--- Task input Enclosed Below ---

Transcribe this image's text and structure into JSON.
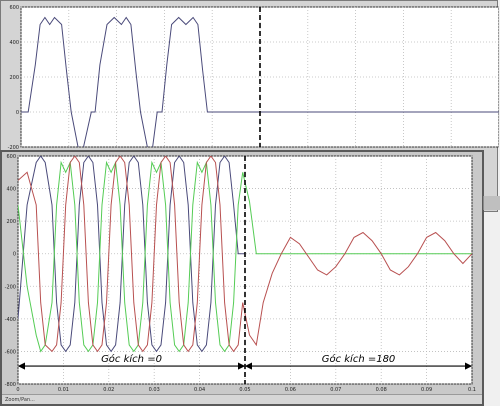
{
  "status_bar": {
    "text": "Zoom/Pan..."
  },
  "chart_data": [
    {
      "type": "line",
      "title": "",
      "xlabel": "",
      "ylabel": "",
      "xlim": [
        0,
        0.1
      ],
      "ylim": [
        -200,
        600
      ],
      "grid": true,
      "y_ticks": [
        {
          "value": 600,
          "label": "600"
        },
        {
          "value": 400,
          "label": "400"
        },
        {
          "value": 200,
          "label": "200"
        },
        {
          "value": 0,
          "label": "0"
        },
        {
          "value": -200,
          "label": "-200"
        }
      ],
      "series": [
        {
          "color": "#4a4a7a",
          "description": "output voltage waveform, active until switch time",
          "x": [
            0.0,
            0.0015,
            0.003,
            0.004,
            0.005,
            0.006,
            0.007,
            0.0085,
            0.0095,
            0.0105,
            0.012,
            0.013,
            0.0147,
            0.0155,
            0.0165,
            0.018,
            0.0195,
            0.021,
            0.022,
            0.023,
            0.024,
            0.025,
            0.0265,
            0.0275,
            0.0285,
            0.0295,
            0.0305,
            0.0315,
            0.033,
            0.0345,
            0.036,
            0.037,
            0.038,
            0.039,
            0.04,
            0.0415,
            0.0425,
            0.0435,
            0.0445,
            0.0455,
            0.0465,
            0.048,
            0.049,
            0.05,
            0.1
          ],
          "y": [
            0,
            0,
            270,
            500,
            540,
            500,
            540,
            500,
            240,
            0,
            -210,
            -210,
            0,
            0,
            270,
            500,
            540,
            500,
            540,
            500,
            240,
            0,
            -210,
            -210,
            0,
            0,
            270,
            500,
            540,
            500,
            540,
            500,
            240,
            0,
            0,
            0,
            0,
            0,
            0,
            0,
            0,
            0,
            0,
            0,
            0
          ]
        }
      ]
    },
    {
      "type": "line",
      "title": "",
      "xlabel": "",
      "ylabel": "",
      "xlim": [
        0,
        0.1
      ],
      "ylim": [
        -800,
        600
      ],
      "grid": true,
      "x_ticks": [
        {
          "value": 0,
          "label": "0"
        },
        {
          "value": 0.01,
          "label": "0.01"
        },
        {
          "value": 0.02,
          "label": "0.02"
        },
        {
          "value": 0.03,
          "label": "0.03"
        },
        {
          "value": 0.04,
          "label": "0.04"
        },
        {
          "value": 0.05,
          "label": "0.05"
        },
        {
          "value": 0.06,
          "label": "0.06"
        },
        {
          "value": 0.07,
          "label": "0.07"
        },
        {
          "value": 0.08,
          "label": "0.08"
        },
        {
          "value": 0.09,
          "label": "0.09"
        },
        {
          "value": 0.1,
          "label": "0.1"
        }
      ],
      "y_ticks": [
        {
          "value": 600,
          "label": "600"
        },
        {
          "value": 400,
          "label": "400"
        },
        {
          "value": 200,
          "label": "200"
        },
        {
          "value": 0,
          "label": "0"
        },
        {
          "value": -200,
          "label": "-200"
        },
        {
          "value": -400,
          "label": "-400"
        },
        {
          "value": -600,
          "label": "-600"
        },
        {
          "value": -800,
          "label": "-800"
        }
      ],
      "switch_time": 0.05,
      "annotations": [
        {
          "text": "Góc kích =0",
          "x_from": 0,
          "x_to": 0.05
        },
        {
          "text": "Góc kích =180",
          "x_from": 0.05,
          "x_to": 0.1
        }
      ],
      "series": [
        {
          "color": "#4a4a7a",
          "x": [
            0.0,
            0.002,
            0.004,
            0.005,
            0.006,
            0.0075,
            0.0085,
            0.0095,
            0.0105,
            0.0115,
            0.0125,
            0.0135,
            0.0145,
            0.0155,
            0.0165,
            0.0175,
            0.0185,
            0.0195,
            0.0205,
            0.0215,
            0.0225,
            0.0235,
            0.0245,
            0.0255,
            0.0265,
            0.0275,
            0.0285,
            0.0295,
            0.0305,
            0.0315,
            0.0325,
            0.0335,
            0.0345,
            0.0355,
            0.0365,
            0.0375,
            0.0385,
            0.0395,
            0.0405,
            0.0415,
            0.0425,
            0.0435,
            0.0445,
            0.0455,
            0.0465,
            0.0475,
            0.0485,
            0.05
          ],
          "y": [
            -400,
            300,
            560,
            600,
            560,
            300,
            -300,
            -560,
            -600,
            -560,
            -300,
            300,
            560,
            600,
            560,
            300,
            -300,
            -560,
            -600,
            -560,
            -300,
            300,
            560,
            600,
            560,
            300,
            -300,
            -560,
            -600,
            -560,
            -300,
            300,
            560,
            600,
            560,
            300,
            -300,
            -560,
            -600,
            -560,
            -300,
            300,
            560,
            600,
            560,
            300,
            0,
            0
          ]
        },
        {
          "color": "#55cc55",
          "x": [
            0.0,
            0.002,
            0.004,
            0.005,
            0.006,
            0.0075,
            0.0085,
            0.0095,
            0.0105,
            0.0115,
            0.0125,
            0.0135,
            0.0145,
            0.0155,
            0.0165,
            0.0175,
            0.0185,
            0.0195,
            0.0205,
            0.0215,
            0.0225,
            0.0235,
            0.0245,
            0.0255,
            0.0265,
            0.0275,
            0.0285,
            0.0295,
            0.0305,
            0.0315,
            0.0325,
            0.0335,
            0.0345,
            0.0355,
            0.0365,
            0.0375,
            0.0385,
            0.0395,
            0.0405,
            0.0415,
            0.0425,
            0.0435,
            0.0445,
            0.0455,
            0.0465,
            0.0475,
            0.0485,
            0.0495,
            0.051,
            0.0525,
            0.054,
            0.056,
            0.058,
            0.06,
            0.1
          ],
          "y": [
            300,
            -200,
            -500,
            -600,
            -560,
            -300,
            300,
            560,
            500,
            560,
            300,
            -300,
            -560,
            -600,
            -560,
            -300,
            300,
            560,
            500,
            560,
            300,
            -300,
            -560,
            -600,
            -560,
            -300,
            300,
            560,
            500,
            560,
            300,
            -300,
            -560,
            -600,
            -560,
            -300,
            300,
            560,
            500,
            560,
            300,
            -300,
            -560,
            -600,
            -560,
            -300,
            300,
            500,
            320,
            0,
            0,
            0,
            0,
            0,
            0
          ]
        },
        {
          "color": "#b85050",
          "x": [
            0.0,
            0.002,
            0.004,
            0.005,
            0.006,
            0.0075,
            0.0085,
            0.0095,
            0.0105,
            0.0115,
            0.0125,
            0.0135,
            0.0145,
            0.0155,
            0.0165,
            0.0175,
            0.0185,
            0.0195,
            0.0205,
            0.0215,
            0.0225,
            0.0235,
            0.0245,
            0.0255,
            0.0265,
            0.0275,
            0.0285,
            0.0295,
            0.0305,
            0.0315,
            0.0325,
            0.0335,
            0.0345,
            0.0355,
            0.0365,
            0.0375,
            0.0385,
            0.0395,
            0.0405,
            0.0415,
            0.0425,
            0.0435,
            0.0445,
            0.0455,
            0.0465,
            0.0475,
            0.0485,
            0.0495,
            0.051,
            0.0525,
            0.054,
            0.056,
            0.058,
            0.06,
            0.062,
            0.064,
            0.066,
            0.068,
            0.07,
            0.072,
            0.074,
            0.076,
            0.078,
            0.08,
            0.082,
            0.084,
            0.086,
            0.088,
            0.09,
            0.092,
            0.094,
            0.096,
            0.098,
            0.1
          ],
          "y": [
            450,
            500,
            300,
            -300,
            -560,
            -600,
            -560,
            -300,
            300,
            560,
            600,
            560,
            300,
            -300,
            -560,
            -600,
            -560,
            -300,
            300,
            560,
            600,
            560,
            300,
            -300,
            -560,
            -600,
            -560,
            -300,
            300,
            560,
            600,
            560,
            300,
            -300,
            -560,
            -600,
            -560,
            -300,
            300,
            560,
            600,
            560,
            300,
            -300,
            -560,
            -600,
            -560,
            -300,
            -500,
            -560,
            -300,
            -120,
            0,
            100,
            60,
            -20,
            -100,
            -130,
            -80,
            0,
            100,
            130,
            80,
            0,
            -100,
            -130,
            -80,
            0,
            100,
            130,
            80,
            0,
            -60,
            0
          ]
        }
      ]
    }
  ]
}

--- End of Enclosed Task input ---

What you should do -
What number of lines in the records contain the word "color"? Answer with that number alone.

Answer space -
4